- Task goal -
Retrieve each line that contains the word "Priorización" from the entries below.

^^^^

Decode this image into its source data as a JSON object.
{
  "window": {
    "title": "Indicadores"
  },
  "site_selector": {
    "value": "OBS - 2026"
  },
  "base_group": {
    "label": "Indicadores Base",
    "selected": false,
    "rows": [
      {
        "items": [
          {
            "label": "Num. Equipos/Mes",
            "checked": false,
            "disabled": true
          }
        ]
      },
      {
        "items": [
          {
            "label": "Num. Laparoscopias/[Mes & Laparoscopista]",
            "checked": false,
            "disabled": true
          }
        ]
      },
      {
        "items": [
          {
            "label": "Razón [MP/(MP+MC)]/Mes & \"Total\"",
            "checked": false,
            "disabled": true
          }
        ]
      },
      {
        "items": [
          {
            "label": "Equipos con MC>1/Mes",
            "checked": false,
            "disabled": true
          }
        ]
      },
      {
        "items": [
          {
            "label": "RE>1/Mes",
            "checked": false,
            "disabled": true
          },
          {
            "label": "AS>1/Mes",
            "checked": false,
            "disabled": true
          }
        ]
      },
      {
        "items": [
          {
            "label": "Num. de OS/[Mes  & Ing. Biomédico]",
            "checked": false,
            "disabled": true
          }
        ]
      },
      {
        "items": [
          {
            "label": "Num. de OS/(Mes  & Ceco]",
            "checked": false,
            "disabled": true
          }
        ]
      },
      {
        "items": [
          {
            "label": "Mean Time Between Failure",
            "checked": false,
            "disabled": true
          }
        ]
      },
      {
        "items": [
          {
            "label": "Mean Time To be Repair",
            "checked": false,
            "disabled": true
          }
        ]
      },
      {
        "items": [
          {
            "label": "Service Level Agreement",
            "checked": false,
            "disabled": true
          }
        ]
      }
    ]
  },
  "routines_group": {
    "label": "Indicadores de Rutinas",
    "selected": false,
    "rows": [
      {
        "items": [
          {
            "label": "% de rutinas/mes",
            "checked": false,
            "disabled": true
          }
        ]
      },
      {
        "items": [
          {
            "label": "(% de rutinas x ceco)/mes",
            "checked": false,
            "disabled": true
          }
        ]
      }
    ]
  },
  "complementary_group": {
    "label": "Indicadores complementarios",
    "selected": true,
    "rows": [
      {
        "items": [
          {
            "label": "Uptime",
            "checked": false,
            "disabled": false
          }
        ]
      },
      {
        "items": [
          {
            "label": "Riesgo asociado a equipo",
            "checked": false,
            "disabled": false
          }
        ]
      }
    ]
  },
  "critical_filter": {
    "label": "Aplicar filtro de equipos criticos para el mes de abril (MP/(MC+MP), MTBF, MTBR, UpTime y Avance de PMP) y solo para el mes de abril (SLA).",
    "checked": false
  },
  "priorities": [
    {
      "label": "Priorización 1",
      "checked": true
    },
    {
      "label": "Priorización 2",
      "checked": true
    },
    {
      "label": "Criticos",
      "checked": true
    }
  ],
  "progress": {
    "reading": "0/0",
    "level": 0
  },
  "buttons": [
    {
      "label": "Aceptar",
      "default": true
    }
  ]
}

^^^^

- Answer -
      "label": "Priorización 1",
      "label": "Priorización 2",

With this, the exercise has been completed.